Thanks to SSE’s subsiding of the ticket price, fans of the women’s game could attend the match for as little as £15, with concessions at £5 and kids coming for free. I’ve previously argued that while price is less of a factor when first timers consider returning, it mustn’t be a barrier in the first place. This was a powerful gesture, albeit with the shine slightly taken off it by other match day costs, such as the food and on-site parking. However, value (as I keep saying) is in the eye of the beholder and, from my experience at Wembley on May 13, when it came to the kids present, ‘being there’ clearly trumped most other considerations.
I liked the fact that you could enjoy this occasion even if not partisan. It felt like a celebration of the women’s game: its participants, its clubs, its coaches, its followers and, maybe more than anything else, its future. For me, it transcended its function as a final and became more of a celebration, regardless of whether your team won or lost.
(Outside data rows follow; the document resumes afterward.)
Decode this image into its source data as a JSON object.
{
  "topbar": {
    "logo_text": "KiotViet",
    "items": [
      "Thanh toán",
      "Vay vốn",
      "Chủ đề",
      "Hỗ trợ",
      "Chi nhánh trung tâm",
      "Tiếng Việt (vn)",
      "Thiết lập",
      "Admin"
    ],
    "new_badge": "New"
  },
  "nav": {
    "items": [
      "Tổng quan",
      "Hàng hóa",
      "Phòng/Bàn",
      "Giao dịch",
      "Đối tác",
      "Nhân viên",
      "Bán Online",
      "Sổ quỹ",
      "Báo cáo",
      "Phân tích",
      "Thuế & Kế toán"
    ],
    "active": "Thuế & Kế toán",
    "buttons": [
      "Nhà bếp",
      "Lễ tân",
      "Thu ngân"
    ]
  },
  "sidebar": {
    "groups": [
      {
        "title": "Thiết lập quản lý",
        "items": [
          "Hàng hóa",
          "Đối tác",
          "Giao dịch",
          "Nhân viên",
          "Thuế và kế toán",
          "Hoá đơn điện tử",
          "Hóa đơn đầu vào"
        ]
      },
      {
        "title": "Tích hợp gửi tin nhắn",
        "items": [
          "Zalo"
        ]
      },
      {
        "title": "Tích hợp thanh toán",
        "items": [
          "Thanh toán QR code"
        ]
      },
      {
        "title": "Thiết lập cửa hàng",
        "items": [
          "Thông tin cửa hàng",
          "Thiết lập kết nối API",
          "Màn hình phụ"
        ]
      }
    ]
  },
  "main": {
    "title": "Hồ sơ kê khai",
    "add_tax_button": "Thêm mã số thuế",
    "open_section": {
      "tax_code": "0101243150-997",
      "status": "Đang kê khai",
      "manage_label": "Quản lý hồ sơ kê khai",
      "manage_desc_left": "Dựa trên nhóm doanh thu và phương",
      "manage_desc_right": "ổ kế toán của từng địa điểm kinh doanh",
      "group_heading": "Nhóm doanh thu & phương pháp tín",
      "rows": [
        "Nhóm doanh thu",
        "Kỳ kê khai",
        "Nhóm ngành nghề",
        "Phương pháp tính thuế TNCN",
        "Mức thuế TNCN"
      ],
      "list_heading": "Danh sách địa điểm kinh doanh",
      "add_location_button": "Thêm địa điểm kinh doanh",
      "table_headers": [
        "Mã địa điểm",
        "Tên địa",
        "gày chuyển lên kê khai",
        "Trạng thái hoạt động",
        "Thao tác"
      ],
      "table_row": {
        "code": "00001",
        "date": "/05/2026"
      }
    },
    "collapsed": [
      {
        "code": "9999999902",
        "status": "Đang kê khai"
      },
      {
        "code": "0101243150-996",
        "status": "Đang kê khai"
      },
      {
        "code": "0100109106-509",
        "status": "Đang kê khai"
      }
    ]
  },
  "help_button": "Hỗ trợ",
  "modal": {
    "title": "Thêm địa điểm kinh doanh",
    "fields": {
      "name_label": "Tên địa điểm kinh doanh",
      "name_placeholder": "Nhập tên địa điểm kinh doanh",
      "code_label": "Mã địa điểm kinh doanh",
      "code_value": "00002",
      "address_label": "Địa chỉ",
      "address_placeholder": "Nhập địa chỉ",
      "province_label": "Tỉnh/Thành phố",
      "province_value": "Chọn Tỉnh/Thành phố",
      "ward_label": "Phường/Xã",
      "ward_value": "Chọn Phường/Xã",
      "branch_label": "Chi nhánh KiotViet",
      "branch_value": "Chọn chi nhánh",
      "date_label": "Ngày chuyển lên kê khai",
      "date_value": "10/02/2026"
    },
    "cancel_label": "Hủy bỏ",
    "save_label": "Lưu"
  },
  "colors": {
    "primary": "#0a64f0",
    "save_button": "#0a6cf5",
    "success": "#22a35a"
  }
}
Women’s football is winning and, if your girls need convincing that it’s a sport that’s for them, come to next season’s final.
PICTURE: On Wembley Stadium's concourse (Mark Bradley)
• Teams: Birmingham City v Manchester City
• Date: Saturday, May 13, 2017 at 5.15pm
• Location: Wembley Stadium connected by EE
• Broadcast live on BBC Two (UK national free-to-air channel)
This is third time the showcase occasion has been held at Wembley, following the Chelsea v Notts County game in 2015 and the Arsenal v Chelsea game in 2016. Tickets were free for kids, while adult tickets cost £15 and concessions (OAPs and students) cost £5.